Graphic by: Alina Velasquez
Whether you are a native Houstonian or a newcomer, it’s likely that you’ve heard people refer to different places in Houston as the wards. What started off as political divisions in the city, now holds personal and cultural meaning.
Even though wards have not been officially used for more than 100 years, they are still a part of Houstonians’ vocabulary and how they view the city. In the early nineteenth century, the wards system was used for a decentralized government with numerous officials elected frequently.
This Jacksonian tendency was used in Boston, New Orleans, Houston, New York and Chicago, which still uses the wards system.
The first four wards were formed at the intersection of Main Street and Congress Avenue, the innermost boundaries that extend out to the city limits. The northland of Congress and west of Main became the First Ward. The other three followed suit clockwise. The fifth ward was added in 1866 and it consisted of north Buffalo Bayou and east of White Oak Bayou.
It was not until 1877 that the Sixth Ward was added after being carved out of the Fourth Ward’s North. The Sixth Ward did not get formal representation in City Council until 1896.
Discussing the history of the system, how it was established and used in the city can go on for days. Here is a brief breakdown of the six wards.
Established with the city of Houston, the First Ward holds a history, mostly consisting of farms at the time of its founding. The ward is also noted for its springs. In the mid-nineteenth century, it provided its residents with a cleaner source of water than Buffalo Bayou, which most Houstonians depended on.
The ward was demographically “highly integrated” by 1870. In the latter half of the nineteenth century, gambling houses had gained popularity in the First Ward. The district known as Vinegar Hill, held the more notorious activities, particularly in a one-block region nicknamed Tin Can Alley.
The ward remained the smallest of the original four wards and had been divided into two parts by the early twenty-first century: the Low First Ward — east of Houston Avenue and the High First Ward — west of Houston Avenue.
Second Ward acted as a focal point during the city’s twenty-first-century industrial expansion. The neighborhood is one the most historic and culturally significant neighborhoods that maintained a strong identity for much of the 20th century.
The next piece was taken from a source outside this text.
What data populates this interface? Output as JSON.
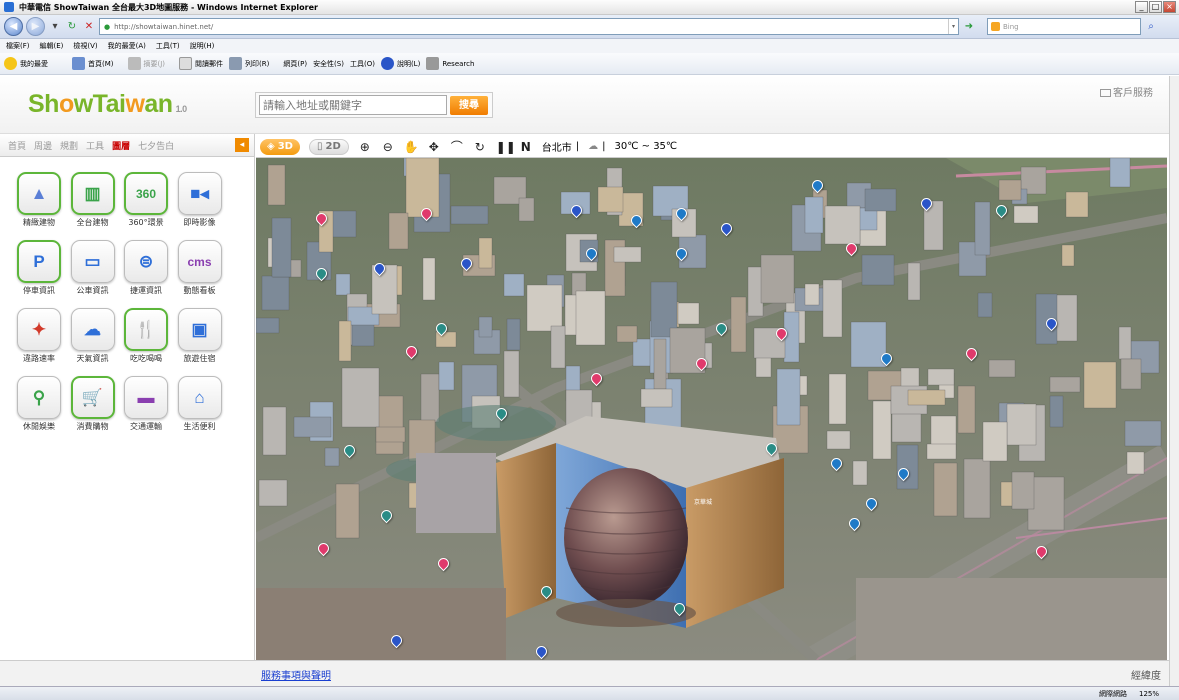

This neighborhood plays host to many different ethnic groups and people from various cultures. During the mid to 19th century, Germans settled in. Italians and Anglos and then Hispanic communities beginning in the 1920s followed, gaining in numbers by the 1940s.
It is home to Houston’s iconic City of Houston Landmark, two State of Texas Recorded Historic Landmarks and numerous landmark sites and districts that date from the 1870s, the 1930s and 1940s.
Home to the University of Houston, the Third Ward is a historically Black neighborhood that holds significant meaning to its residents. The ward has been called the “cradle of the city’s civil rights movement.”
In 1960 Black college students first sat down at a segregated Third Ward lunch counter to first protest discriminatory policies. A great deal of social activism from the African American community came from the Third Ward.
The neighborhood gave birth to the esteemed Black Ensemble Theatre, the Houston Museum of Art and Culture and Project Row Houses. It is also home to the musical icon, Beyoncé.
Home to “Freedman’s Town,” the Fourth Ward is where the first freed slaves settled on Buffalo Bayou’s southern edge, constructing small shanties as houses. The 1,000 slaves chose this area as it was prone to flooding and swampy.
The settlers paved the stress with handmade bricks themselves, according to oral history. In the early 20th century members of the congregation of the Rev. Jeremiah Smith paved Andrew Street with the first bricks after the City of Houston refused to pave it.
The ward lost its promise due to its inability to grow geographically. In the 1920s, the Third Ward surpassed the Fourth Ward as the center of Houston’s African American community.
The Fifth Ward was inhabited before the Civil War. Freedmen later occupied the area when an alderman was elected to represent the community in the Houston city government.
The population in the area was partially African American and partially Anglo. By 1970, the population in the ward compromised 578 Black residents and 561 white residents. The Fifth Ward eventually became a predominantly Black neighborhood in modern timing.
Industrial activity was on the rise in Houston when the Sixth Ward was carved out from the north part of the Fourth Ward.
In 1978, the Department of Interior designated the ‘The Old Sixth Ward’ located between Memorial Drive and Washington Avenue, a historical district, making it the first National Register District in Harris County.